A controversial power line project carrying wind energy across Missouri counties continues to find opposition in Mid-Missouri counties.
Tuesday, the president of the company building the Grain Belt Express Clean Line offered answers.
The 750 mile long, high voltage transmission line would run through Chariton, Randolph and Monroe counties as it travels from Kansas to Indiana.
Last week ABC 17 News was at the Randolph County Commissioner meeting where several residents spoke out about their concerns with the Grain Belt Express Line.
Tuesday the company and its president were back in Mid-Missouri to talk with residents.
ABC 17 News also asked questions unanswered from last week.
Michael Skelly is the Grain Belt Express Clean President.
Tuesday the company held an open house to talk one on one with Randolph County residents about the project.
Resident's like Laurie Smith.
She opposes the Grain Belt Line because it directly affects her property, but that is just one of many reason she is against it.
"There are no jobs for local people and that is what is being promised and enticing people who aren't familiar with all the issues," said Smith.
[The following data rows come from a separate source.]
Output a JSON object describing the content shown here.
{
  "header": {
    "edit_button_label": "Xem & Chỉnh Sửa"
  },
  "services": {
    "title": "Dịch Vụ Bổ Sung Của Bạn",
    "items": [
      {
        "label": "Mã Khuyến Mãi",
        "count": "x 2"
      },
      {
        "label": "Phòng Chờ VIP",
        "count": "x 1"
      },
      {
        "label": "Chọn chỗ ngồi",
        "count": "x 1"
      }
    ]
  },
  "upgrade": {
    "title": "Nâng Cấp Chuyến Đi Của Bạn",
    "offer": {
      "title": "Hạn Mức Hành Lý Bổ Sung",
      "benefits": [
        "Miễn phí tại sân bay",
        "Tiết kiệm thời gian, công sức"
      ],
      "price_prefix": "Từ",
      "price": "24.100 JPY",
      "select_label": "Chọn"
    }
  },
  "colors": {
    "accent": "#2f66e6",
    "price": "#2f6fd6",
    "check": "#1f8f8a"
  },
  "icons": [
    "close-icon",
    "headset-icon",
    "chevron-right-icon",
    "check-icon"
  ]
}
ABC 17 News asked Skelly if Randolph County would see jobs.
"Yeah for sure. This is a big construction project and we will need a lot of people working whether they are from here or somewhere else they'll be staying here going to restaurants and using good and services," said Skelly.
Farmer told ABC 17 News they are worried the lines would limit their options to crop dust and irrigation.
Skelly said irrigation won't be affected, and those who use aerial spraying are accustomed to power lines.
ABC 17 News asked if this would be an added obstacle to farmers.
"This is an additional power line,"said Skelly.
Smith wasn't alone when asking about high voltage and it's affects.
"There are health concerns we don't know the long term risks with this," said Smith.
"There is no known health affects of a power line like this," said Skelly.
He told ABC 17 News that several studies have been done and none of them show any health risks.
As for property value concerns, Skelly told ABC 17 News he has not seen a decline in value, but residents say potential buyers are already stepping away.
Tuesday ABC 17 News was told the Randolph County Commissioners were still in favor of the Grain Belt Express Clean Line.
Smith and a group of those against the project told ABC 17 News they plan on sending the petition with more than 450 signatures on it to the Missouri Public Service Commission as well as the governor.
The Missouri Public Service Commission will decide if the Grain Belt Express Clean Line is in the public interest of Missourians.
Kansas and Indiana have both approved the line to go through their states.